··· Entries shown

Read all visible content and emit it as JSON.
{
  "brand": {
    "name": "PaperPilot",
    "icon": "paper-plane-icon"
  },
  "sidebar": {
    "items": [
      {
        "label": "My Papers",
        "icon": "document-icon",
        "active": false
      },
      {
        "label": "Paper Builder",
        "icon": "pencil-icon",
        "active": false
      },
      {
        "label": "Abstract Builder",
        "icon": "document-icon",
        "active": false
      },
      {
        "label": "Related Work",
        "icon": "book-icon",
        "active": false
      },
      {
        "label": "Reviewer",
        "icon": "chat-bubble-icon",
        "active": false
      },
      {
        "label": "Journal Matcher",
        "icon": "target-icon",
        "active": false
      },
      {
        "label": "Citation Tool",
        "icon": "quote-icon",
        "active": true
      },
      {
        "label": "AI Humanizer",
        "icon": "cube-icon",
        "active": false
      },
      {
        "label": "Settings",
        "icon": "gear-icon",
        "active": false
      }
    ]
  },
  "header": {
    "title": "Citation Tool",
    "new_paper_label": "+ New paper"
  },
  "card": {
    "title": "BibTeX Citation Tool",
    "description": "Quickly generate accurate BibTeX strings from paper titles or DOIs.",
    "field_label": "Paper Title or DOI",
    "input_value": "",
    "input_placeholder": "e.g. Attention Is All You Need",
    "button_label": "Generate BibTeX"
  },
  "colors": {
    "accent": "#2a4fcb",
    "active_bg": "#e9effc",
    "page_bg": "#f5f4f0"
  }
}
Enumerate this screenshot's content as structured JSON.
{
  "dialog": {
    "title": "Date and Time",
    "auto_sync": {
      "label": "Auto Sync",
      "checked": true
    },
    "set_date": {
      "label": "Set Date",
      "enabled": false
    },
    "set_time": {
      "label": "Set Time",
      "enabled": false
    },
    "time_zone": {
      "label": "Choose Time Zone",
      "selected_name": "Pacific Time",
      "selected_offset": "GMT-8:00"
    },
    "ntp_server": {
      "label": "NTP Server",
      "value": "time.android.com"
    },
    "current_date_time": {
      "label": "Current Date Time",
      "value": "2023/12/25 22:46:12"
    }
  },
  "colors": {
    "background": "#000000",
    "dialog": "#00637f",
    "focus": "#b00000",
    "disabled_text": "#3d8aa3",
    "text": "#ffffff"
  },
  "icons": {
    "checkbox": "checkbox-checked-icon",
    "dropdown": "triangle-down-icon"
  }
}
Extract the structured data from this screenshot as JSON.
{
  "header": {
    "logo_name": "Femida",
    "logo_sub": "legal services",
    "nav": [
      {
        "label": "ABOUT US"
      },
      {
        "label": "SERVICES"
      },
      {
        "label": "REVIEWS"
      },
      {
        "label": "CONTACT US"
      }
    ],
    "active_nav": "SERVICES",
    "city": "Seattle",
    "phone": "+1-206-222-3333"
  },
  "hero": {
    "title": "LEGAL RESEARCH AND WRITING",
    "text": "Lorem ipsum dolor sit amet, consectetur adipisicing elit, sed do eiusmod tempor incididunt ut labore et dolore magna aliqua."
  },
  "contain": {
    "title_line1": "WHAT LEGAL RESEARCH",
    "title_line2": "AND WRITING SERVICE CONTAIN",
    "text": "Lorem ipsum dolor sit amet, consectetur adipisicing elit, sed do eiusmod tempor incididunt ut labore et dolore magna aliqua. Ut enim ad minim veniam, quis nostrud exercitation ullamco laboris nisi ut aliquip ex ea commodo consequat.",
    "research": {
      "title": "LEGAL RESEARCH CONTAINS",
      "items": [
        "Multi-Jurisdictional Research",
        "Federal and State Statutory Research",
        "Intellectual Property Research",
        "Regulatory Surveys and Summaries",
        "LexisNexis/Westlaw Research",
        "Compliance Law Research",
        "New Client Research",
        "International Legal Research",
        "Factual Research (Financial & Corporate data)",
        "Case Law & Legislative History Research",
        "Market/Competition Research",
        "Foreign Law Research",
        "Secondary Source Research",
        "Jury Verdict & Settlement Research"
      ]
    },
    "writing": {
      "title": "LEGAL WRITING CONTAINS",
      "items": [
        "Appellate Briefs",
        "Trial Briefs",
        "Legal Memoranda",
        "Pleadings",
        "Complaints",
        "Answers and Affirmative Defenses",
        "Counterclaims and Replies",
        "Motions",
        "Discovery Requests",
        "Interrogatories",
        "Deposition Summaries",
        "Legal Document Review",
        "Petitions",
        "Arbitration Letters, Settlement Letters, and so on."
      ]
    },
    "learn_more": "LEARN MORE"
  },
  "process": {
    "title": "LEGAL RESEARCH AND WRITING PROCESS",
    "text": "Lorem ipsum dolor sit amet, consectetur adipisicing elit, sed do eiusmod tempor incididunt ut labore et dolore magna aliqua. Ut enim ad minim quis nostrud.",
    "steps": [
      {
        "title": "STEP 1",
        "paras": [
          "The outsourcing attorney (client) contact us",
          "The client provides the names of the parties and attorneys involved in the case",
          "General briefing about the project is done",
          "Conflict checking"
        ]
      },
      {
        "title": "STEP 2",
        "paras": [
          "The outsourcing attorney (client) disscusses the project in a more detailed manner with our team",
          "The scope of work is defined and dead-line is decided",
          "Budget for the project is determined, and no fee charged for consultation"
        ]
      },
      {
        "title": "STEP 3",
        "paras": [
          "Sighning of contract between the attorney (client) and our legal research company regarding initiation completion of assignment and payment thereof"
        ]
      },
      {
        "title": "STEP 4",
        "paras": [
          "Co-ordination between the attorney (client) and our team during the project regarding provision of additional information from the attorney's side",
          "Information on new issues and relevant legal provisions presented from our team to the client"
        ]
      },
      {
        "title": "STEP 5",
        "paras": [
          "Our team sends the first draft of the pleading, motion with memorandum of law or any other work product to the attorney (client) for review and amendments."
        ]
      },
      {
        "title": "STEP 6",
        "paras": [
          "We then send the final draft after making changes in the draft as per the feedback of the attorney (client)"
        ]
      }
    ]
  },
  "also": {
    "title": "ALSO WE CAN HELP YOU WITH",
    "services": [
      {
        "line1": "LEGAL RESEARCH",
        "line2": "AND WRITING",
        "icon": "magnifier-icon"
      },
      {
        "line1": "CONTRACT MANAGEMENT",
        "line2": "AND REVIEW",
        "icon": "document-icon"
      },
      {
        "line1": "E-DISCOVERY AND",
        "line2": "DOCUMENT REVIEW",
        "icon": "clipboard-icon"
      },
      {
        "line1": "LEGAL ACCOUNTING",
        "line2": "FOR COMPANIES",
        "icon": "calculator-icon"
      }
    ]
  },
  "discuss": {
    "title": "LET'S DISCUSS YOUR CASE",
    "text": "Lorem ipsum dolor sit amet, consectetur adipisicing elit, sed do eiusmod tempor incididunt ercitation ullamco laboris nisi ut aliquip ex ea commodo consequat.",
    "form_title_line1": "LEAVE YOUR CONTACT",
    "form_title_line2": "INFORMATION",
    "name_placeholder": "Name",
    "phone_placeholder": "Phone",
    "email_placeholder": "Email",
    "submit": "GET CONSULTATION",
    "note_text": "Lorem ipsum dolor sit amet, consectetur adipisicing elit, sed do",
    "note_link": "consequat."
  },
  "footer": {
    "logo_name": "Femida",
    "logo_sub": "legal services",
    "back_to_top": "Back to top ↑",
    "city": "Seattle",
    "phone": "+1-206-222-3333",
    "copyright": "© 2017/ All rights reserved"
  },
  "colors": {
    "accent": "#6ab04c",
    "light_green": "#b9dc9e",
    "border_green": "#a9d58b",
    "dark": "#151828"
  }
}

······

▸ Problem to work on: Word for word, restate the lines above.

▸ Result for this task:
Read all visible content and emit it as JSON.
{
  "brand": {
    "name": "PaperPilot",
    "icon": "paper-plane-icon"
  },
  "sidebar": {
    "items": [
      {
        "label": "My Papers",
        "icon": "document-icon",
        "active": false
      },
      {
        "label": "Paper Builder",
        "icon": "pencil-icon",
        "active": false
      },
      {
        "label": "Abstract Builder",
        "icon": "document-icon",
        "active": false
      },
      {
        "label": "Related Work",
        "icon": "book-icon",
        "active": false
      },
      {
        "label": "Reviewer",
        "icon": "chat-bubble-icon",
        "active": false
      },
      {
        "label": "Journal Matcher",
        "icon": "target-icon",
        "active": false
      },
      {
        "label": "Citation Tool",
        "icon": "quote-icon",
        "active": true
      },
      {
        "label": "AI Humanizer",
        "icon": "cube-icon",
        "active": false
      },
      {
        "label": "Settings",
        "icon": "gear-icon",
        "active": false
      }
    ]
  },
  "header": {
    "title": "Citation Tool",
    "new_paper_label": "+ New paper"
  },
  "card": {
    "title": "BibTeX Citation Tool",
    "description": "Quickly generate accurate BibTeX strings from paper titles or DOIs.",
    "field_label": "Paper Title or DOI",
    "input_value": "",
    "input_placeholder": "e.g. Attention Is All You Need",
    "button_label": "Generate BibTeX"
  },
  "colors": {
    "accent": "#2a4fcb",
    "active_bg": "#e9effc",
    "page_bg": "#f5f4f0"
  }
}
Enumerate this screenshot's content as structured JSON.
{
  "dialog": {
    "title": "Date and Time",
    "auto_sync": {
      "label": "Auto Sync",
      "checked": true
    },
    "set_date": {
      "label": "Set Date",
      "enabled": false
    },
    "set_time": {
      "label": "Set Time",
      "enabled": false
    },
    "time_zone": {
      "label": "Choose Time Zone",
      "selected_name": "Pacific Time",
      "selected_offset": "GMT-8:00"
    },
    "ntp_server": {
      "label": "NTP Server",
      "value": "time.android.com"
    },
    "current_date_time": {
      "label": "Current Date Time",
      "value": "2023/12/25 22:46:12"
    }
  },
  "colors": {
    "background": "#000000",
    "dialog": "#00637f",
    "focus": "#b00000",
    "disabled_text": "#3d8aa3",
    "text": "#ffffff"
  },
  "icons": {
    "checkbox": "checkbox-checked-icon",
    "dropdown": "triangle-down-icon"
  }
}
Extract the structured data from this screenshot as JSON.
{
  "header": {
    "logo_name": "Femida",
    "logo_sub": "legal services",
    "nav": [
      {
        "label": "ABOUT US"
      },
      {
        "label": "SERVICES"
      },
      {
        "label": "REVIEWS"
      },
      {
        "label": "CONTACT US"
      }
    ],
    "active_nav": "SERVICES",
    "city": "Seattle",
    "phone": "+1-206-222-3333"
  },
  "hero": {
    "title": "LEGAL RESEARCH AND WRITING",
    "text": "Lorem ipsum dolor sit amet, consectetur adipisicing elit, sed do eiusmod tempor incididunt ut labore et dolore magna aliqua."
  },
  "contain": {
    "title_line1": "WHAT LEGAL RESEARCH",
    "title_line2": "AND WRITING SERVICE CONTAIN",
    "text": "Lorem ipsum dolor sit amet, consectetur adipisicing elit, sed do eiusmod tempor incididunt ut labore et dolore magna aliqua. Ut enim ad minim veniam, quis nostrud exercitation ullamco laboris nisi ut aliquip ex ea commodo consequat.",
    "research": {
      "title": "LEGAL RESEARCH CONTAINS",
      "items": [
        "Multi-Jurisdictional Research",
        "Federal and State Statutory Research",
        "Intellectual Property Research",
        "Regulatory Surveys and Summaries",
        "LexisNexis/Westlaw Research",
        "Compliance Law Research",
        "New Client Research",
        "International Legal Research",
        "Factual Research (Financial & Corporate data)",
        "Case Law & Legislative History Research",
        "Market/Competition Research",
        "Foreign Law Research",
        "Secondary Source Research",
        "Jury Verdict & Settlement Research"
      ]
    },
    "writing": {
      "title": "LEGAL WRITING CONTAINS",
      "items": [
        "Appellate Briefs",
        "Trial Briefs",
        "Legal Memoranda",
        "Pleadings",
        "Complaints",
        "Answers and Affirmative Defenses",
        "Counterclaims and Replies",
        "Motions",
        "Discovery Requests",
        "Interrogatories",
        "Deposition Summaries",
        "Legal Document Review",
        "Petitions",
        "Arbitration Letters, Settlement Letters, and so on."
      ]
    },
    "learn_more": "LEARN MORE"
  },
  "process": {
    "title": "LEGAL RESEARCH AND WRITING PROCESS",
    "text": "Lorem ipsum dolor sit amet, consectetur adipisicing elit, sed do eiusmod tempor incididunt ut labore et dolore magna aliqua. Ut enim ad minim quis nostrud.",
    "steps": [
      {
        "title": "STEP 1",
        "paras": [
          "The outsourcing attorney (client) contact us",
          "The client provides the names of the parties and attorneys involved in the case",
          "General briefing about the project is done",
          "Conflict checking"
        ]
      },
      {
        "title": "STEP 2",
        "paras": [
          "The outsourcing attorney (client) disscusses the project in a more detailed manner with our team",
          "The scope of work is defined and dead-line is decided",
          "Budget for the project is determined, and no fee charged for consultation"
        ]
      },
      {
        "title": "STEP 3",
        "paras": [
          "Sighning of contract between the attorney (client) and our legal research company regarding initiation completion of assignment and payment thereof"
        ]
      },
      {
        "title": "STEP 4",
        "paras": [
          "Co-ordination between the attorney (client) and our team during the project regarding provision of additional information from the attorney's side",
          "Information on new issues and relevant legal provisions presented from our team to the client"
        ]
      },
      {
        "title": "STEP 5",
        "paras": [
          "Our team sends the first draft of the pleading, motion with memorandum of law or any other work product to the attorney (client) for review and amendments."
        ]
      },
      {
        "title": "STEP 6",
        "paras": [
          "We then send the final draft after making changes in the draft as per the feedback of the attorney (client)"
        ]
      }
    ]
  },
  "also": {
    "title": "ALSO WE CAN HELP YOU WITH",
    "services": [
      {
        "line1": "LEGAL RESEARCH",
        "line2": "AND WRITING",
        "icon": "magnifier-icon"
      },
      {
        "line1": "CONTRACT MANAGEMENT",
        "line2": "AND REVIEW",
        "icon": "document-icon"
      },
      {
        "line1": "E-DISCOVERY AND",
        "line2": "DOCUMENT REVIEW",
        "icon": "clipboard-icon"
      },
      {
        "line1": "LEGAL ACCOUNTING",
        "line2": "FOR COMPANIES",
        "icon": "calculator-icon"
      }
    ]
  },
  "discuss": {
    "title": "LET'S DISCUSS YOUR CASE",
    "text": "Lorem ipsum dolor sit amet, consectetur adipisicing elit, sed do eiusmod tempor incididunt ercitation ullamco laboris nisi ut aliquip ex ea commodo consequat.",
    "form_title_line1": "LEAVE YOUR CONTACT",
    "form_title_line2": "INFORMATION",
    "name_placeholder": "Name",
    "phone_placeholder": "Phone",
    "email_placeholder": "Email",
    "submit": "GET CONSULTATION",
    "note_text": "Lorem ipsum dolor sit amet, consectetur adipisicing elit, sed do",
    "note_link": "consequat."
  },
  "footer": {
    "logo_name": "Femida",
    "logo_sub": "legal services",
    "back_to_top": "Back to top ↑",
    "city": "Seattle",
    "phone": "+1-206-222-3333",
    "copyright": "© 2017/ All rights reserved"
  },
  "colors": {
    "accent": "#6ab04c",
    "light_green": "#b9dc9e",
    "border_green": "#a9d58b",
    "dark": "#151828"
  }
}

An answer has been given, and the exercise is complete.